### MATERIAL PROVIDED

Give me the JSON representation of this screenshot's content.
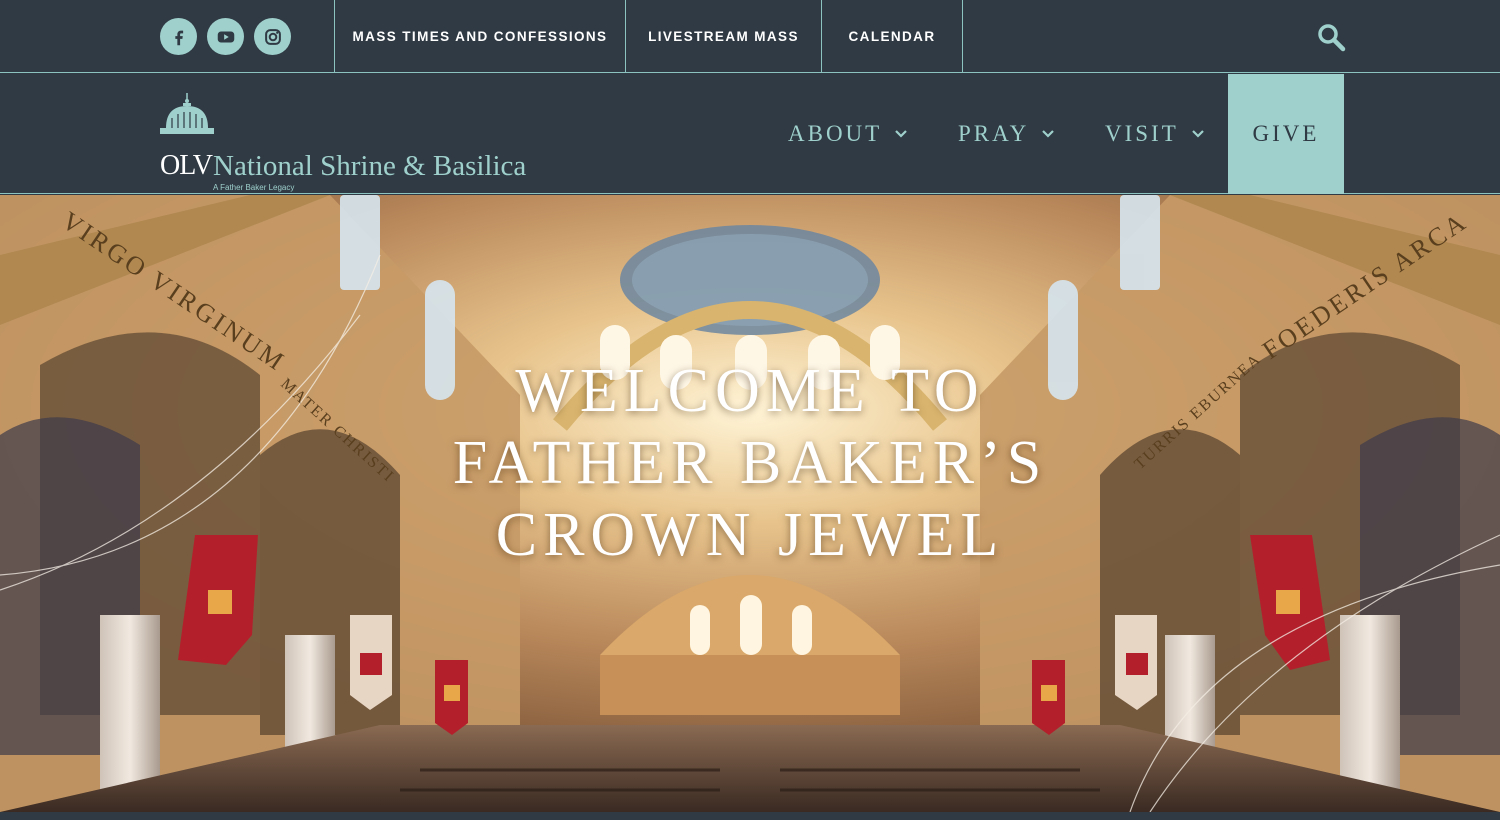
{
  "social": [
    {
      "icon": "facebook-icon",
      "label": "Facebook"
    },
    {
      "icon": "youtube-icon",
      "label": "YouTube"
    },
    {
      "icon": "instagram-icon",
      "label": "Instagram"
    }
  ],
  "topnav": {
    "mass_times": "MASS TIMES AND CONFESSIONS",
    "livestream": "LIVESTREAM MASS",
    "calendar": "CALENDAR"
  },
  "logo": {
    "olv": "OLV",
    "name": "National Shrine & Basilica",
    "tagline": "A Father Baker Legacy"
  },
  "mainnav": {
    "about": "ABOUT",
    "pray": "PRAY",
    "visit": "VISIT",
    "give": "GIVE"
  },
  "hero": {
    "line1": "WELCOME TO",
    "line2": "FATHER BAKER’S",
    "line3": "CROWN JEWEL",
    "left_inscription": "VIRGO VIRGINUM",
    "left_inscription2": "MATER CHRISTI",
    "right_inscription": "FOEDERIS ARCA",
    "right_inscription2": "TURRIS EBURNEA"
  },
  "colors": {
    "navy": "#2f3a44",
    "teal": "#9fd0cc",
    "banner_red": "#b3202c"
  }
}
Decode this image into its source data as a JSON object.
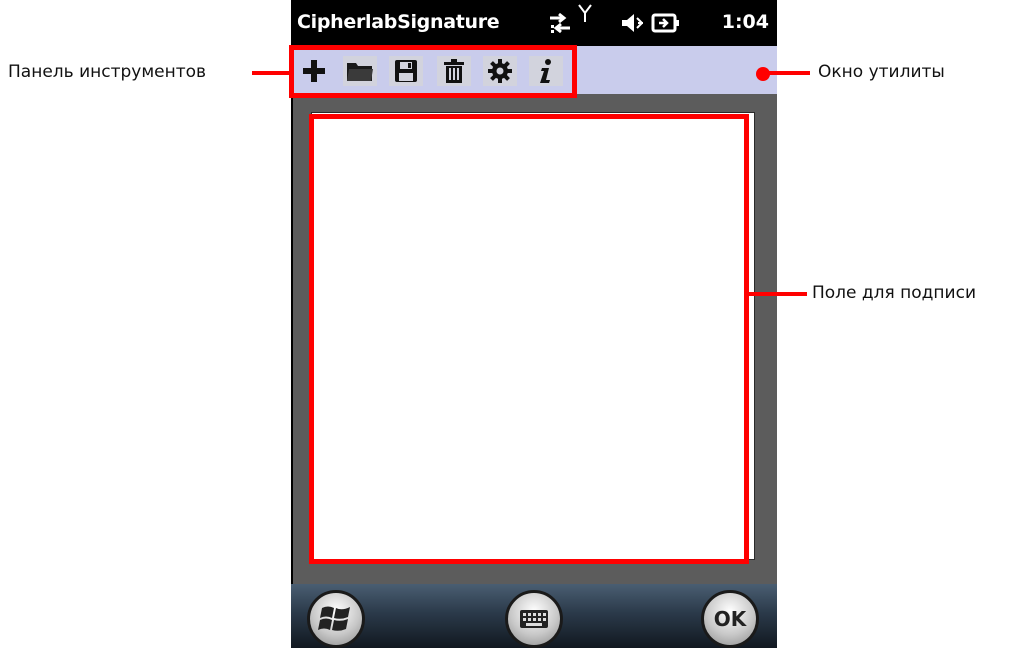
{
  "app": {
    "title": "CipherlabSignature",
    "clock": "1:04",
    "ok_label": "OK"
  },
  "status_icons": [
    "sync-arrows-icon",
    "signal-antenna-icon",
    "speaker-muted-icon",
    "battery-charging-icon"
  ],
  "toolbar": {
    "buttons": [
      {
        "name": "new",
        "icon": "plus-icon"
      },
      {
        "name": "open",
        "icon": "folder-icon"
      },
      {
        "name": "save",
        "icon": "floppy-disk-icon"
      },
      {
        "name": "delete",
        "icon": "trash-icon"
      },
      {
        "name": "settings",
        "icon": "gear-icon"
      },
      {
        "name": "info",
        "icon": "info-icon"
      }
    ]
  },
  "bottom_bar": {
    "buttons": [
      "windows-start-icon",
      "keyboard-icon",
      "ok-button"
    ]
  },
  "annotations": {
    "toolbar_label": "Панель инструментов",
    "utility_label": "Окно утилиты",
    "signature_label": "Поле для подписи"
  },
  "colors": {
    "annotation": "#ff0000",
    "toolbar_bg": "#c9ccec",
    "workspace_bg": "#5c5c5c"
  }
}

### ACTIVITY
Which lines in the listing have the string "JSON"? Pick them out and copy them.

### RESULT OF THIS TASK
Give me the JSON representation of this screenshot's content.
Decode this image into its source data as a JSON object.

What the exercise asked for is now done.